__Data__.
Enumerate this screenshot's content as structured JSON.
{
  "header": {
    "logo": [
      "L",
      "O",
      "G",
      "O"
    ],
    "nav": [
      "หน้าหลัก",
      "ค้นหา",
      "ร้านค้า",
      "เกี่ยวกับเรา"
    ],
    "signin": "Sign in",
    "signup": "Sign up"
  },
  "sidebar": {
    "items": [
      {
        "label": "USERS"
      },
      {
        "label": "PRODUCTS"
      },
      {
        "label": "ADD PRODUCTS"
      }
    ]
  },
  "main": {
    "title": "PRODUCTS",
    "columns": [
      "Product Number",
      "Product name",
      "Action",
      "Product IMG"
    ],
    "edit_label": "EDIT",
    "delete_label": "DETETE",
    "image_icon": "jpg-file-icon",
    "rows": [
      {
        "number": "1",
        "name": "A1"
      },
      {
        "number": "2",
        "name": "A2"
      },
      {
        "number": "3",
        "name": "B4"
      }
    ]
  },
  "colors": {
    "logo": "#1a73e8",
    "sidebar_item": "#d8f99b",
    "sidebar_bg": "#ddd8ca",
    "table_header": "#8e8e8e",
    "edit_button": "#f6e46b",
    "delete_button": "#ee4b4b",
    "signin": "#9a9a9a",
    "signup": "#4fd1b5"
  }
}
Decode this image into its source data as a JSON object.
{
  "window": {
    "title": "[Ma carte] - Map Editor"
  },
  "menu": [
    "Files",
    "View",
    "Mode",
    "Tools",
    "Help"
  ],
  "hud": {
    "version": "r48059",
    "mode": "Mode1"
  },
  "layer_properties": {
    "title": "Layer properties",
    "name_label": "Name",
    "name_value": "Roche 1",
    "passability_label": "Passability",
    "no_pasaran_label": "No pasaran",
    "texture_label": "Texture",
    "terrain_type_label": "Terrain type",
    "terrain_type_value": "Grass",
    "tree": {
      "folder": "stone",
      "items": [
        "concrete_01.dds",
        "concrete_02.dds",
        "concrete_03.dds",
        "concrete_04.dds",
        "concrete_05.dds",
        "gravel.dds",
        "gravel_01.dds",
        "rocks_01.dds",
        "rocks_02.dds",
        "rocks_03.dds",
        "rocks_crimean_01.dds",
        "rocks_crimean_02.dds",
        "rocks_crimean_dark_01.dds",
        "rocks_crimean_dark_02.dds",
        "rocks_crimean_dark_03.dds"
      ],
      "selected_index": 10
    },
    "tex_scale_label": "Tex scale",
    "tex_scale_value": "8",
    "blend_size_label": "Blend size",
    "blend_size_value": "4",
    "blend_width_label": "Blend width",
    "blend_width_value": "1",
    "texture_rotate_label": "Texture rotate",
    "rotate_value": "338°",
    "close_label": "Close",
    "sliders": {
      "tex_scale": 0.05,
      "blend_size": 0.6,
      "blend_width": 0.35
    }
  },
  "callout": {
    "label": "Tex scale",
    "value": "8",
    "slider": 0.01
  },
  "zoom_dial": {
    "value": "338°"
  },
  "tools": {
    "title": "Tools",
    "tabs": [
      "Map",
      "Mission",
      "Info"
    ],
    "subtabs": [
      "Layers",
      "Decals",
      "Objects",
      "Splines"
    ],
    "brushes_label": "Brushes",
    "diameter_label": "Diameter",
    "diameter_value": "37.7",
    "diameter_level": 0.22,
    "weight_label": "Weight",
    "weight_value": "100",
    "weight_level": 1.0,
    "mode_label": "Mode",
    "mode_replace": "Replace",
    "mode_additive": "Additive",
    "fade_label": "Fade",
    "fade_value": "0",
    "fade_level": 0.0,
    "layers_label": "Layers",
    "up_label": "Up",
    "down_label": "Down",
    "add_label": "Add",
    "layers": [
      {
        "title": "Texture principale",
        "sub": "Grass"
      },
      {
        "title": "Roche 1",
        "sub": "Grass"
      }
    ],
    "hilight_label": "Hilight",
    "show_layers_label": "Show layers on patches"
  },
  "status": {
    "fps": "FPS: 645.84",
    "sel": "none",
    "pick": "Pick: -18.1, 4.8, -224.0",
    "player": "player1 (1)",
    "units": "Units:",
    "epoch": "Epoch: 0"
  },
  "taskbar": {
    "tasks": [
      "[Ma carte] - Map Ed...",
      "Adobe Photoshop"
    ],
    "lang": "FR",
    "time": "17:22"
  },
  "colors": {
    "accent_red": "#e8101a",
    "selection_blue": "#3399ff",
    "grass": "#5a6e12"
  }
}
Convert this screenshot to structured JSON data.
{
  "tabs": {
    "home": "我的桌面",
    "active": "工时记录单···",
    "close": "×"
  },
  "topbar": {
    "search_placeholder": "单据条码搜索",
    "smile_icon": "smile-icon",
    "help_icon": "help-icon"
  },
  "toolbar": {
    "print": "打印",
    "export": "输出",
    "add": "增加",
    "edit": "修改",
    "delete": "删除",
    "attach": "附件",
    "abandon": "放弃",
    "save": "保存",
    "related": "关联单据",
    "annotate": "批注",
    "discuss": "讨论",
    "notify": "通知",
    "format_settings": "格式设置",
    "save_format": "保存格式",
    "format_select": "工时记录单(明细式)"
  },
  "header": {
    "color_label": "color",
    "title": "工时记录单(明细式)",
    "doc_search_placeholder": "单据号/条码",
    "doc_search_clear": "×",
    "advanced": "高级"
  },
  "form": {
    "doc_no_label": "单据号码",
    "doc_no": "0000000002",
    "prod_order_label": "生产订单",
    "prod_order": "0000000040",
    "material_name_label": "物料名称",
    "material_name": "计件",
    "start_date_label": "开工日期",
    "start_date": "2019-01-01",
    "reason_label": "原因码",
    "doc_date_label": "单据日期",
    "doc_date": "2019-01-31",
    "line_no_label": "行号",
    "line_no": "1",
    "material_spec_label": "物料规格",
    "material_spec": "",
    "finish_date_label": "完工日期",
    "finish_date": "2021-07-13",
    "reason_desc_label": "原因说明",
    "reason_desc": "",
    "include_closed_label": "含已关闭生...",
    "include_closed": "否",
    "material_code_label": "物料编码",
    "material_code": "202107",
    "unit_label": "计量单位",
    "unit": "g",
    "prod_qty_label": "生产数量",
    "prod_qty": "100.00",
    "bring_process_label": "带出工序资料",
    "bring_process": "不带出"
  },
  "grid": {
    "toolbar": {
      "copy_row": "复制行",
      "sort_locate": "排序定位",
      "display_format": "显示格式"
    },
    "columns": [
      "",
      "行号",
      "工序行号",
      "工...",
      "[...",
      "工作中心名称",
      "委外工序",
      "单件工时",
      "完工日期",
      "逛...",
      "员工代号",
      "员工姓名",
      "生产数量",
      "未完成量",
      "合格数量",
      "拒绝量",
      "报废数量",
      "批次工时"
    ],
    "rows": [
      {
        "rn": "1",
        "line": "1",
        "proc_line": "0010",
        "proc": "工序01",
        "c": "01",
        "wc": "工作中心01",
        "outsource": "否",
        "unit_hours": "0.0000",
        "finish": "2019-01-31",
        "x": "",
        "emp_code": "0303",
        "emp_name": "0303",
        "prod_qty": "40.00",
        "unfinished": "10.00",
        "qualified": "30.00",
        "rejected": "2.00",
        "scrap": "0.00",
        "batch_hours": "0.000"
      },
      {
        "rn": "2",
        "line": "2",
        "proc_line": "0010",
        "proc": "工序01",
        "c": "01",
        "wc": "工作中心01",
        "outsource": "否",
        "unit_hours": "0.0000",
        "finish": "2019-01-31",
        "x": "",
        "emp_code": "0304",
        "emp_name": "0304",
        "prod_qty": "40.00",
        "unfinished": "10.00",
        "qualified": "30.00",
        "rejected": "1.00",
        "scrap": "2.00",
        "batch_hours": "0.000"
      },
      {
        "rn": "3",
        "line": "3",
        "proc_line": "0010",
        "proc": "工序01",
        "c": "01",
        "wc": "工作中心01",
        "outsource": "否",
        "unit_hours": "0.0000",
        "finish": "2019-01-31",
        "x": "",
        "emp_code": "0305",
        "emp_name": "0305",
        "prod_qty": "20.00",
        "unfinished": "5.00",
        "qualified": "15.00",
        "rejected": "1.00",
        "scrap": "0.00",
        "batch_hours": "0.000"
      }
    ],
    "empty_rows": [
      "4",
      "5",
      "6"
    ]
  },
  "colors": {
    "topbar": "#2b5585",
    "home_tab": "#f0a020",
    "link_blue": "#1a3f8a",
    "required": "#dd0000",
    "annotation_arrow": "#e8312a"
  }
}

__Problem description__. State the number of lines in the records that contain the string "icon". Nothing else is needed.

__Exercise answer__. 3